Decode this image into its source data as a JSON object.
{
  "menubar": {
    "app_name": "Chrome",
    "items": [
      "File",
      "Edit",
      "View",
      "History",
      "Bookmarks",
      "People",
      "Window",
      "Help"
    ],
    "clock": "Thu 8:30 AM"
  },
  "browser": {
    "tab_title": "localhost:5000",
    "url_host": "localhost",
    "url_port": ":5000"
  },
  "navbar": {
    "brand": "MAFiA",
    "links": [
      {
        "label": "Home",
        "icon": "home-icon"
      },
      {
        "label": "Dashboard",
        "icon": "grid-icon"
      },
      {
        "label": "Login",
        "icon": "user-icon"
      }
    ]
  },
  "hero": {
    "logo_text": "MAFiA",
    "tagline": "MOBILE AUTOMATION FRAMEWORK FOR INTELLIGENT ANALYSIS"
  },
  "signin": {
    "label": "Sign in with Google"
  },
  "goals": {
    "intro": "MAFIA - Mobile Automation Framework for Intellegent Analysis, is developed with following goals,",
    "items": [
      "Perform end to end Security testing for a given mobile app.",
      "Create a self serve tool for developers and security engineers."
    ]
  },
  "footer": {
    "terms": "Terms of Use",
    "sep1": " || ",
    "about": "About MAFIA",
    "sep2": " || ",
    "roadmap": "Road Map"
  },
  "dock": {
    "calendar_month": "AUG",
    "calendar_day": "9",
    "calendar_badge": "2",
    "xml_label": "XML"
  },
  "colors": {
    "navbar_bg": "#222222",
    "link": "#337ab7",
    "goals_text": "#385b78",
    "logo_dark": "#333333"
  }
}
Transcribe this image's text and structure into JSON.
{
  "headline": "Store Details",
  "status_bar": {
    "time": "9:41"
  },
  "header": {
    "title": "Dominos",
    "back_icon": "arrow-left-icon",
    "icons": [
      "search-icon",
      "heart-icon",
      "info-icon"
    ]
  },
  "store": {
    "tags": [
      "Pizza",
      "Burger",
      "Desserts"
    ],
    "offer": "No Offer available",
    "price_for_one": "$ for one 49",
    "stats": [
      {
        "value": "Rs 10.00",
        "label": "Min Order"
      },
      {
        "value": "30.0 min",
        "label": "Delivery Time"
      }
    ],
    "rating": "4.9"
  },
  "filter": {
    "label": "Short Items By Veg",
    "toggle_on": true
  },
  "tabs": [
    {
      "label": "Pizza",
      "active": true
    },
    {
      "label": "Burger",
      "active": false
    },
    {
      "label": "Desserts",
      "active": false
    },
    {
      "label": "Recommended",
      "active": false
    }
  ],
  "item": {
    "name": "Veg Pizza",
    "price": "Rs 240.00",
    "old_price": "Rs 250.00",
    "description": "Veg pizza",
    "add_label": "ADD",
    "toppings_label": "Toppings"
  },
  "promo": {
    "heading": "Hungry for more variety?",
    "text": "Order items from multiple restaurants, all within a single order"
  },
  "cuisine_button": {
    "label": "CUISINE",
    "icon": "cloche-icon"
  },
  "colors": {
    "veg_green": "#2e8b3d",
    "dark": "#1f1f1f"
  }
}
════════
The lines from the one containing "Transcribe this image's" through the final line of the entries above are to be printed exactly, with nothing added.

Task response
Transcribe this image's text and structure into JSON.
{
  "headline": "Store Details",
  "status_bar": {
    "time": "9:41"
  },
  "header": {
    "title": "Dominos",
    "back_icon": "arrow-left-icon",
    "icons": [
      "search-icon",
      "heart-icon",
      "info-icon"
    ]
  },
  "store": {
    "tags": [
      "Pizza",
      "Burger",
      "Desserts"
    ],
    "offer": "No Offer available",
    "price_for_one": "$ for one 49",
    "stats": [
      {
        "value": "Rs 10.00",
        "label": "Min Order"
      },
      {
        "value": "30.0 min",
        "label": "Delivery Time"
      }
    ],
    "rating": "4.9"
  },
  "filter": {
    "label": "Short Items By Veg",
    "toggle_on": true
  },
  "tabs": [
    {
      "label": "Pizza",
      "active": true
    },
    {
      "label": "Burger",
      "active": false
    },
    {
      "label": "Desserts",
      "active": false
    },
    {
      "label": "Recommended",
      "active": false
    }
  ],
  "item": {
    "name": "Veg Pizza",
    "price": "Rs 240.00",
    "old_price": "Rs 250.00",
    "description": "Veg pizza",
    "add_label": "ADD",
    "toppings_label": "Toppings"
  },
  "promo": {
    "heading": "Hungry for more variety?",
    "text": "Order items from multiple restaurants, all within a single order"
  },
  "cuisine_button": {
    "label": "CUISINE",
    "icon": "cloche-icon"
  },
  "colors": {
    "veg_green": "#2e8b3d",
    "dark": "#1f1f1f"
  }
}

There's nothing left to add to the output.